“Yeah, let’s go back up.” I said, brushing the sand off my swimming shorts. We collected out towels, the yellow blanket, and the half-empty mason jar. We slowly made our way up the sandy hill and reclaimed our shoes at the top. The road stood empty, beckoning with trees dark against the sky looming up large on both sides. A light from a cottage nearby illuminated the forest like a large pulsating heart. Eventually, through the darkness, we found our way back onto the small laneway leading to the cottage.

Alex had left some lights on, and soon it felt that we hadn’t left. A record skipping, a puzzle half-completed on the floor by the fireplace, and the dinner dishes stacked neatly beside the sink. We put our stuff on the kitchen table, collected a bag of chips, a Rice Krispy square, and made our way upstairs to bed. We watched a couple of episodes of “In Treatment” and I grew tired, turned off the light and went to sleep. The last words I heard: “I’m going to watch one more episode.” She was addicted. For the last three evenings, she pulled out Season Two; a four disc set, and watched every episode on the DVD, before finally settling into the blankets to fall asleep.

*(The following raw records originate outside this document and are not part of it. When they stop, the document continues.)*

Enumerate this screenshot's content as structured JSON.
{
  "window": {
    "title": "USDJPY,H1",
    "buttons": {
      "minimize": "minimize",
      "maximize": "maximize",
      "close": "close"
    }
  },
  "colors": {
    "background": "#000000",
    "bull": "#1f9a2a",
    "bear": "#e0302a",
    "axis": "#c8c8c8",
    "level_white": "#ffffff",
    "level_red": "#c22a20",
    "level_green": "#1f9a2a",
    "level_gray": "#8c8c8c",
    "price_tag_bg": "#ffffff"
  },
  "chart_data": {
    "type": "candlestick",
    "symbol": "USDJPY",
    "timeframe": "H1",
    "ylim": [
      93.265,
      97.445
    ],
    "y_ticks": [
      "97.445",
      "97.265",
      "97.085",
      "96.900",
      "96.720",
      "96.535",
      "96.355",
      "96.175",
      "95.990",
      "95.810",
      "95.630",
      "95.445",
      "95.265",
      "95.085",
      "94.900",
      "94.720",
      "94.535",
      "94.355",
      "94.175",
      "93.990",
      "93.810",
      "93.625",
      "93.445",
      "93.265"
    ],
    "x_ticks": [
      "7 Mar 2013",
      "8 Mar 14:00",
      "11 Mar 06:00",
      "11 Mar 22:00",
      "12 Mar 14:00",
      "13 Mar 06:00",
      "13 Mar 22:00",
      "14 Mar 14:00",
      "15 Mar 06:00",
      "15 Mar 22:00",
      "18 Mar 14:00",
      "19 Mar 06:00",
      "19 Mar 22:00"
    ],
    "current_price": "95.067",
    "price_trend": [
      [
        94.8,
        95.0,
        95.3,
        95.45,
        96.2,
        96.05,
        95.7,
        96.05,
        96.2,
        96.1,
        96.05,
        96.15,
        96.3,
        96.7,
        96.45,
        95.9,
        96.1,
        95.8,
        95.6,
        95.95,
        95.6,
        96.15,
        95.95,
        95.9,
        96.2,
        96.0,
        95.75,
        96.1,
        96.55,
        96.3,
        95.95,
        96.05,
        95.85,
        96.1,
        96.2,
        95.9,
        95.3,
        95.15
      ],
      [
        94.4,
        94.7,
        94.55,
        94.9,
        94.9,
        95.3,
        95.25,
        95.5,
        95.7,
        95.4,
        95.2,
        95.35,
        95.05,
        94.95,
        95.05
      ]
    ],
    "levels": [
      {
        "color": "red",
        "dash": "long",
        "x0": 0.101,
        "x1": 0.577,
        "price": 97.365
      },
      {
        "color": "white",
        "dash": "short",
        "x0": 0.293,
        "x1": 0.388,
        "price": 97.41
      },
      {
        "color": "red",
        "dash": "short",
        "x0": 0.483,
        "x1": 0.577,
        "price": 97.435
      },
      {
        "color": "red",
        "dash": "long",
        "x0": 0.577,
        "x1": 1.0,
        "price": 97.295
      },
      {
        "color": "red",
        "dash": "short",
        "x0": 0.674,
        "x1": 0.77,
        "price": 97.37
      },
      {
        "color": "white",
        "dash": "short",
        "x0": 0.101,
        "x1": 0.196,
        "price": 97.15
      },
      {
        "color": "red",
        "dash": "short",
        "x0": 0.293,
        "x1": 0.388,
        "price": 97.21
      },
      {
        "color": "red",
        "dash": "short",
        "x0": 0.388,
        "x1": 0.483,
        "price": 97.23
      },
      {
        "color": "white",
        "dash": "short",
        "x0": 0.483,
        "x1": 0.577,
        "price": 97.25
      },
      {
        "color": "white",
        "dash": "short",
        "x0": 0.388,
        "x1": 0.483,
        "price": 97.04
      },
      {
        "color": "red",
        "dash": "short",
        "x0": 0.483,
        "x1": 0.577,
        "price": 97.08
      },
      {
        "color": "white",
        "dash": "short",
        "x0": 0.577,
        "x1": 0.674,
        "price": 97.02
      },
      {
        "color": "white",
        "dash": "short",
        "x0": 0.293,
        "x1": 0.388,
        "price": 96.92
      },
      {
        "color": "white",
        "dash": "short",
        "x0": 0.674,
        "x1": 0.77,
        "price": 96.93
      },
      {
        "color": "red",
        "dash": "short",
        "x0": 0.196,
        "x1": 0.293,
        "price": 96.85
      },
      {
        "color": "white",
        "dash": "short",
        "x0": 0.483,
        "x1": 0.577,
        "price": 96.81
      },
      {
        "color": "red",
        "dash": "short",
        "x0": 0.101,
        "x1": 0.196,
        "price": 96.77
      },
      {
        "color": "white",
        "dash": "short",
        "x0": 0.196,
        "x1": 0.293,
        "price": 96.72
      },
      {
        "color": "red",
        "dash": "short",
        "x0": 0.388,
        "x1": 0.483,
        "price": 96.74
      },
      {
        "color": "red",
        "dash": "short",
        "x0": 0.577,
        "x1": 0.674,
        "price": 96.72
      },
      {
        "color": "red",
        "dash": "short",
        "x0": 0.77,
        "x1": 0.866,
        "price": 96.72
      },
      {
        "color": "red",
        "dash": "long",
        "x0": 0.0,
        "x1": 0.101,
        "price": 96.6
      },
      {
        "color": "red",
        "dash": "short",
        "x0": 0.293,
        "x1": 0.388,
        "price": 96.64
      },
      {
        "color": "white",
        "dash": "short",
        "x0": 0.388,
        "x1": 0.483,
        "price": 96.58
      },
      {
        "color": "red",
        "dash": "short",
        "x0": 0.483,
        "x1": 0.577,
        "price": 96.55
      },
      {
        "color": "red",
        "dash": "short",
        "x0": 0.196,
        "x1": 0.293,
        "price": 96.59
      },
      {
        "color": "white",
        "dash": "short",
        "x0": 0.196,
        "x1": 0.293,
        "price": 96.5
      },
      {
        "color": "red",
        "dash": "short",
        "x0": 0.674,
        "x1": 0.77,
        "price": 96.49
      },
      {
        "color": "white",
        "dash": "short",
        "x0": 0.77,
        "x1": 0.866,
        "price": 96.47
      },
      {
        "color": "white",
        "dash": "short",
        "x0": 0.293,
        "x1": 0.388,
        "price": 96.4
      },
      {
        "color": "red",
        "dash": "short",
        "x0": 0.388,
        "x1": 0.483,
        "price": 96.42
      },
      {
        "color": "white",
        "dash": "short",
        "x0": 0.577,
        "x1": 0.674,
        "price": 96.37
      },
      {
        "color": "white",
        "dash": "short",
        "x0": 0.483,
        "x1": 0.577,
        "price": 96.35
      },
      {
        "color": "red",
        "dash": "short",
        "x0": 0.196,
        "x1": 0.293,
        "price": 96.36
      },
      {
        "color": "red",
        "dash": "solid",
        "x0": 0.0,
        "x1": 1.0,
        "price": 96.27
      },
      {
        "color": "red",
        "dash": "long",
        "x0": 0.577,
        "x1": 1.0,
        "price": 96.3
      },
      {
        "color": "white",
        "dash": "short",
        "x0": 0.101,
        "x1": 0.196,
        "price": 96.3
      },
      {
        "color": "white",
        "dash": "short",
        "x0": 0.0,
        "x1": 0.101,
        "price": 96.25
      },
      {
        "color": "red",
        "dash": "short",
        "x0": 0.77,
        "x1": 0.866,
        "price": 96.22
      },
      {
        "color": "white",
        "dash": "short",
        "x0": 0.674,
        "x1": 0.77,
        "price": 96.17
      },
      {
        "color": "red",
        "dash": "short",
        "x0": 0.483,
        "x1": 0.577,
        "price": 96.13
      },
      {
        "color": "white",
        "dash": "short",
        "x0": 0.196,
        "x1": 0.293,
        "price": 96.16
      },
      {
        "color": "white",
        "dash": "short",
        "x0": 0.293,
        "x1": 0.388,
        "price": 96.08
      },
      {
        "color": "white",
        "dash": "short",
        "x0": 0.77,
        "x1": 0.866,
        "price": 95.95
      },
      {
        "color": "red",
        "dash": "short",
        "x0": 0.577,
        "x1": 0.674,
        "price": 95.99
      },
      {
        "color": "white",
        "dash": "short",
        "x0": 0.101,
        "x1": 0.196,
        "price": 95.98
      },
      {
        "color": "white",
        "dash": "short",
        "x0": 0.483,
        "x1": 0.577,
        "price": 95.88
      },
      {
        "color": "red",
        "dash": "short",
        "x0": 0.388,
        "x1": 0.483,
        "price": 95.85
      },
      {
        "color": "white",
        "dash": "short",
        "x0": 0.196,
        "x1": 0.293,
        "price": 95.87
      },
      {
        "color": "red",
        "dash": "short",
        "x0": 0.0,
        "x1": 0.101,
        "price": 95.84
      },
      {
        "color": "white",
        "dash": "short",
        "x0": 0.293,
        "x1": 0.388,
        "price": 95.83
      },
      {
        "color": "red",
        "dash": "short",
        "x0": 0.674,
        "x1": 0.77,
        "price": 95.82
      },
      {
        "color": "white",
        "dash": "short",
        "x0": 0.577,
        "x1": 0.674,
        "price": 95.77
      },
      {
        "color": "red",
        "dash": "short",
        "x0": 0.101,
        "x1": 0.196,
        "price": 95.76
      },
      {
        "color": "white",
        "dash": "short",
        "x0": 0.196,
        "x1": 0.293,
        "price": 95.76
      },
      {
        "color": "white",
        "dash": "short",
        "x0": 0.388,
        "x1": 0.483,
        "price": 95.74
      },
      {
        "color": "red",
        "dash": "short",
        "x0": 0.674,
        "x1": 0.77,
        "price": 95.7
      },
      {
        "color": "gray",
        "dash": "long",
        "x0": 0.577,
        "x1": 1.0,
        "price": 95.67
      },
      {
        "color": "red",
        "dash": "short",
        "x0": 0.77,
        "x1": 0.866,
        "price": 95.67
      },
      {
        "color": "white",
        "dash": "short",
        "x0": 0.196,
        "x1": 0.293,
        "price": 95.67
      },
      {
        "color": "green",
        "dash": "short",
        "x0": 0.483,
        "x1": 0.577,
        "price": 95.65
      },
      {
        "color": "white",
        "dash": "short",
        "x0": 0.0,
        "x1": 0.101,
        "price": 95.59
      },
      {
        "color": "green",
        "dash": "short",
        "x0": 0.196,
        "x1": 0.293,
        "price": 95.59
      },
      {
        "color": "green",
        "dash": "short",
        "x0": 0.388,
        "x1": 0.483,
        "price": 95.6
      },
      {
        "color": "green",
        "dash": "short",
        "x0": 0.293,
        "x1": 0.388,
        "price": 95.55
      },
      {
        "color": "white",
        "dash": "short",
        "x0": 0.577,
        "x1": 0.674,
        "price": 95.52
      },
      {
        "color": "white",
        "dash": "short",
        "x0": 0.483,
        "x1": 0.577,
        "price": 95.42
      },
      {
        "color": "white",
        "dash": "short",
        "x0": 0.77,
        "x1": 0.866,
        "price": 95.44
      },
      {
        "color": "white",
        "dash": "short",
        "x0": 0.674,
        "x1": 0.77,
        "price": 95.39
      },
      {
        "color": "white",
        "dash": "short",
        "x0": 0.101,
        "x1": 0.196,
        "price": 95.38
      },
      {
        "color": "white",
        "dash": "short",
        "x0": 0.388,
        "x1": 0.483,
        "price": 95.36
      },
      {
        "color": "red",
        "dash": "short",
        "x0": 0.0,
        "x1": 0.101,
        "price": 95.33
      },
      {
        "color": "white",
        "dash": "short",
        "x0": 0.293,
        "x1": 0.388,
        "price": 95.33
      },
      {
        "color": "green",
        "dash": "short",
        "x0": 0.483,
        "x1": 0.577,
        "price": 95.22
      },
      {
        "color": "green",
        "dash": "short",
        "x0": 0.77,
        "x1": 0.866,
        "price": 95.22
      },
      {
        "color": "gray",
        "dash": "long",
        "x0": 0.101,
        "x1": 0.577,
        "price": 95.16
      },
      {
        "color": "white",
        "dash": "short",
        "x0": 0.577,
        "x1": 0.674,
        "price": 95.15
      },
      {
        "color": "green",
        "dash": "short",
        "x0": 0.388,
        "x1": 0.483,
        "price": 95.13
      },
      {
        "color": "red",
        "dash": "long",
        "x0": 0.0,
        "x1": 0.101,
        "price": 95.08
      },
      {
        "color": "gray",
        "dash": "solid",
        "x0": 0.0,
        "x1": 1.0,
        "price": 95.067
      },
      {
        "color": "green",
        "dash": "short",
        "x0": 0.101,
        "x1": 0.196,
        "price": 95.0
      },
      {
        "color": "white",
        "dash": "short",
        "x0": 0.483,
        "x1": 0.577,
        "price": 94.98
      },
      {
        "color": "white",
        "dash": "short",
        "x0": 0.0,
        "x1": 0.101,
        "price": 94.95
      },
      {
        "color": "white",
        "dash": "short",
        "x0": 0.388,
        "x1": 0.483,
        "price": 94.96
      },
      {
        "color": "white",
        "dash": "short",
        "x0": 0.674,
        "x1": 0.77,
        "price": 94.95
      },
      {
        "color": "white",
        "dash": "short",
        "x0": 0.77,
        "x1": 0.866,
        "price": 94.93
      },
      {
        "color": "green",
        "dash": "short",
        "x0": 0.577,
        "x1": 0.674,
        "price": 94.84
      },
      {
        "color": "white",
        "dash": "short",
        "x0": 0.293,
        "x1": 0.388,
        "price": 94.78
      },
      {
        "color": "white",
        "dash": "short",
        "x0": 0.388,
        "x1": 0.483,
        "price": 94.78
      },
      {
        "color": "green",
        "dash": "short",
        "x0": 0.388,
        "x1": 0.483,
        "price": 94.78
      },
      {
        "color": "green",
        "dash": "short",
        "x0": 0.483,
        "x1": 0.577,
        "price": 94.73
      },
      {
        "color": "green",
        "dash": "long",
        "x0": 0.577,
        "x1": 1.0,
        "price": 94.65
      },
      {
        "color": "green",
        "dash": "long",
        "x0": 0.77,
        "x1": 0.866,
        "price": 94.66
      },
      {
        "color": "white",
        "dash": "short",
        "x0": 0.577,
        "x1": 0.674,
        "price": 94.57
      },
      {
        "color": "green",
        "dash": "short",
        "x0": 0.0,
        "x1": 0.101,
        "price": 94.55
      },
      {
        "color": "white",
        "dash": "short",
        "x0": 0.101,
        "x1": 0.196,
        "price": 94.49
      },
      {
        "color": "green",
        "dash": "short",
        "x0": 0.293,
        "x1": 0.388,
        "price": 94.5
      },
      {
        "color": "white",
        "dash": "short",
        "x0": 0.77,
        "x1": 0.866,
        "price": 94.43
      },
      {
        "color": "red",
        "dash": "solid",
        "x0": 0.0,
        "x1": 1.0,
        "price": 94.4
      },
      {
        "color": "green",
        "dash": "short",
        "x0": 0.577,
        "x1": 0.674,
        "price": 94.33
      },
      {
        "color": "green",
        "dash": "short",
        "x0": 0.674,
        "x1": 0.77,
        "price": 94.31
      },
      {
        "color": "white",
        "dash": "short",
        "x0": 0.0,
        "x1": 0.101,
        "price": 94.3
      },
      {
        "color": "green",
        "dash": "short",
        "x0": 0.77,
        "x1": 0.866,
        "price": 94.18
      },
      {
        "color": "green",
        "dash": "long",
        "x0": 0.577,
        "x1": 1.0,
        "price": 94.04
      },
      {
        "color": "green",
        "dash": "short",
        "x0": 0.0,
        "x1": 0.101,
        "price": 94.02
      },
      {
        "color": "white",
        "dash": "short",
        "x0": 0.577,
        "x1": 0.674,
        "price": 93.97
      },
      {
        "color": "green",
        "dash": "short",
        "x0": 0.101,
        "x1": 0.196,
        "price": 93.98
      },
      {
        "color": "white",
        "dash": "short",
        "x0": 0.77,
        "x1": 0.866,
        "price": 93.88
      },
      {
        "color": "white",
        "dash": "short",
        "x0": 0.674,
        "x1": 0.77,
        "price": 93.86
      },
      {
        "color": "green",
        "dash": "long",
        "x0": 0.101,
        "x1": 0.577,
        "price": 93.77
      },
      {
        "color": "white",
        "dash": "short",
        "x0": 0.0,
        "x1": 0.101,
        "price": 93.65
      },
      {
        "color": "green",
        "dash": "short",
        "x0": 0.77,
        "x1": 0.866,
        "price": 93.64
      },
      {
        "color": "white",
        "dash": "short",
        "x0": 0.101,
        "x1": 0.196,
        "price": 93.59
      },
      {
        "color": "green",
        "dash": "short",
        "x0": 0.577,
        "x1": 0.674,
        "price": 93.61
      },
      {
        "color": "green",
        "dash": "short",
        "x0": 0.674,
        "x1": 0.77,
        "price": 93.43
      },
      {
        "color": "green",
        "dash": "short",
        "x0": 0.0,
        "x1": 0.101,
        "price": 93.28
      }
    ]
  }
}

In the morning, I awoke early and leaving her in bed, I went downstairs to make coffee and sit with the birds and my new chipmunk friends who were looking for a fresh handout of peanuts. I poured myself a large cup, and gathered up my notebook and pen. Sitting down on an old weathered plastic lawn chair, I began to write.

Yasunari Kawabata

I rediscovered this remarkable photograph of Yasunari Kawabata today, the Nobel Prize winning Japanese short story writer and novelist. It made a strong impression on me. Possibly because of the the atmosphere or his countenance, I don’t know. It just really struck me. Maybe it’s because I find myself struggling through the discipline of writing lately, and in this photograph Kawaabata appears to be in the flow of things as they are. He looks meditative and at home in the process of his writing, which is a place, or a state that I aspire to be in. I haven’t explored his work yet, so I don’t have much to offer, except a couple of pithy quotes that I find noteworthy:

“Cosmic time is the same for everyone, but human time differs with each person. Time flows in the same way for all human beings; every human being flows through time in a different way.”

And secondly,

“Because you cannot see him, God is everywhere.”